YOUR GOAL:
Take each line of the listing that has the string "videa" and report it.

PROVIDED RECORDS:
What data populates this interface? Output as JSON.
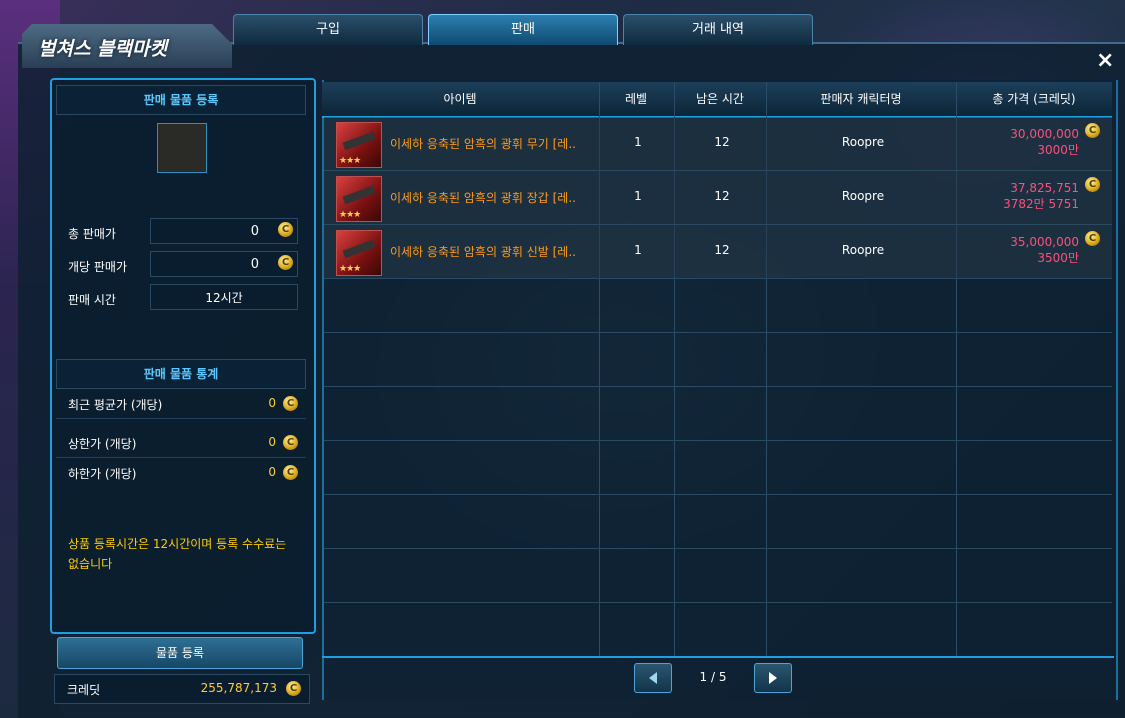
{
  "window": {
    "title": "벌쳐스 블랙마켓",
    "close_label": "×"
  },
  "tabs": [
    {
      "label": "구입",
      "active": false
    },
    {
      "label": "판매",
      "active": true
    },
    {
      "label": "거래 내역",
      "active": false
    }
  ],
  "register": {
    "title": "판매 물품 등록",
    "total_price_label": "총 판매가",
    "total_price_value": "0",
    "unit_price_label": "개당 판매가",
    "unit_price_value": "0",
    "time_label": "판매 시간",
    "time_value": "12시간"
  },
  "stats": {
    "title": "판매 물품 통계",
    "rows": [
      {
        "label": "최근 평균가 (개당)",
        "value": "0"
      },
      {
        "label": "상한가 (개당)",
        "value": "0"
      },
      {
        "label": "하한가 (개당)",
        "value": "0"
      }
    ]
  },
  "notice": "상품 등록시간은 12시간이며 등록 수수료는 없습니다",
  "register_button": "물품 등록",
  "credit": {
    "label": "크레딧",
    "value": "255,787,173"
  },
  "coin_symbol": "C",
  "table": {
    "headers": [
      "아이템",
      "레벨",
      "남은 시간",
      "판매자 캐릭터명",
      "총 가격 (크레딧)"
    ],
    "rows": [
      {
        "name": "이세하 응축된 암흑의 광휘 무기 [레..",
        "stars": "★★★",
        "level": "1",
        "time": "12",
        "seller": "Roopre",
        "price": "30,000,000",
        "price_sub": "3000만"
      },
      {
        "name": "이세하 응축된 암흑의 광휘 장갑 [레..",
        "stars": "★★★",
        "level": "1",
        "time": "12",
        "seller": "Roopre",
        "price": "37,825,751",
        "price_sub": "3782만 5751"
      },
      {
        "name": "이세하 응축된 암흑의 광휘 신발 [레..",
        "stars": "★★★",
        "level": "1",
        "time": "12",
        "seller": "Roopre",
        "price": "35,000,000",
        "price_sub": "3500만"
      }
    ]
  },
  "pagination": {
    "text": "1 / 5"
  },
  "colors": {
    "accent": "#1ea0e0",
    "item_name": "#ff9a1a",
    "price": "#ff4f7a",
    "gold": "#ffcc33"
  }
}
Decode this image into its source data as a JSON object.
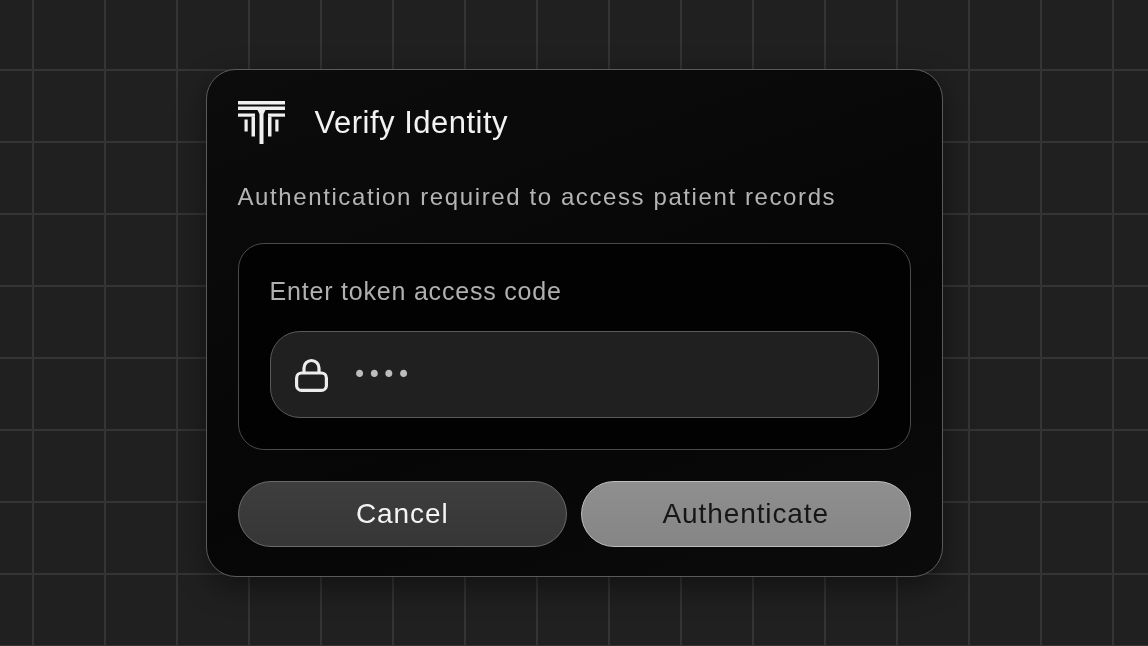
{
  "dialog": {
    "title": "Verify Identity",
    "subtitle": "Authentication required to access patient records",
    "code_panel": {
      "label": "Enter token access code",
      "field": {
        "value": "••••"
      }
    },
    "buttons": [
      {
        "label": "Cancel",
        "kind": "secondary"
      },
      {
        "label": "Authenticate",
        "kind": "primary"
      }
    ]
  }
}
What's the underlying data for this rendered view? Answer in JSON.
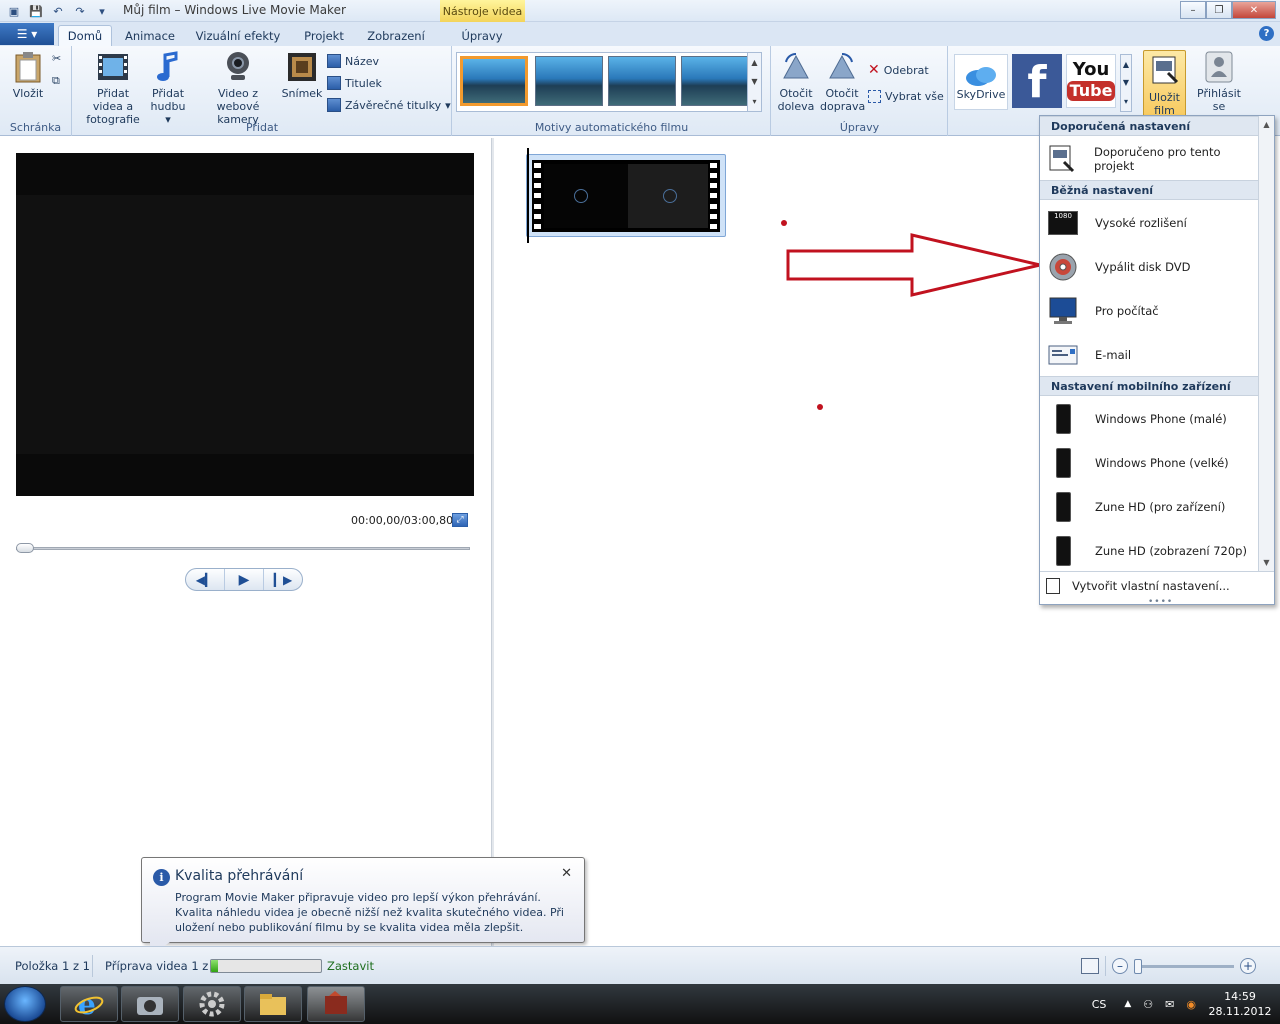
{
  "window": {
    "title": "Můj film – Windows Live Movie Maker",
    "contextual_tab": "Nástroje videa"
  },
  "tabs": [
    "Domů",
    "Animace",
    "Vizuální efekty",
    "Projekt",
    "Zobrazení",
    "Úpravy"
  ],
  "ribbon": {
    "clipboard": {
      "paste": "Vložit",
      "group": "Schránka"
    },
    "add": {
      "add_video": "Přidat videa a fotografie",
      "add_music": "Přidat hudbu",
      "webcam": "Video z webové kamery",
      "snapshot": "Snímek",
      "title": "Název",
      "caption": "Titulek",
      "credits": "Závěrečné titulky",
      "group": "Přidat"
    },
    "themes_group": "Motivy automatického filmu",
    "editing": {
      "rotate_left": "Otočit doleva",
      "rotate_right": "Otočit doprava",
      "remove": "Odebrat",
      "select_all": "Vybrat vše",
      "group": "Úpravy"
    },
    "share": {
      "skydrive": "SkyDrive",
      "youtube_you": "You",
      "youtube_tube": "Tube",
      "facebook_f": "f",
      "save_movie": "Uložit film",
      "sign_in": "Přihlásit se"
    }
  },
  "player": {
    "timecode": "00:00,00/03:00,80"
  },
  "save_menu": {
    "section_recommended": "Doporučená nastavení",
    "recommended_item": "Doporučeno pro tento projekt",
    "section_common": "Běžná nastavení",
    "common_items": [
      "Vysoké rozlišení",
      "Vypálit disk DVD",
      "Pro počítač",
      "E-mail"
    ],
    "section_mobile": "Nastavení mobilního zařízení",
    "mobile_items": [
      "Windows Phone (malé)",
      "Windows Phone (velké)",
      "Zune HD (pro zařízení)",
      "Zune HD (zobrazení 720p)"
    ],
    "custom": "Vytvořit vlastní nastavení...",
    "hd_badge": "1080"
  },
  "tooltip": {
    "title": "Kvalita přehrávání",
    "body": "Program Movie Maker připravuje video pro lepší výkon přehrávání. Kvalita náhledu videa je obecně nižší než kvalita skutečného videa. Při uložení nebo publikování filmu by se kvalita videa měla zlepšit."
  },
  "statusbar": {
    "item": "Položka 1 z 1",
    "preparing": "Příprava videa 1 z 1",
    "progress": 0.06,
    "stop": "Zastavit"
  },
  "taskbar": {
    "lang": "CS",
    "time": "14:59",
    "date": "28.11.2012"
  },
  "colors": {
    "annotation_red": "#c1121f",
    "accent_blue": "#1e395b",
    "save_highlight": "#f6c350"
  }
}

EXERCISE ANSWER:
    "contextual_tab": "Nástroje videa"
      "add_video": "Přidat videa a fotografie",
    "body": "Program Movie Maker připravuje video pro lepší výkon přehrávání. Kvalita náhledu videa je obecně nižší než kvalita skutečného videa. Při uložení nebo publikování filmu by se kvalita videa měla zlepšit."
    "preparing": "Příprava videa 1 z 1",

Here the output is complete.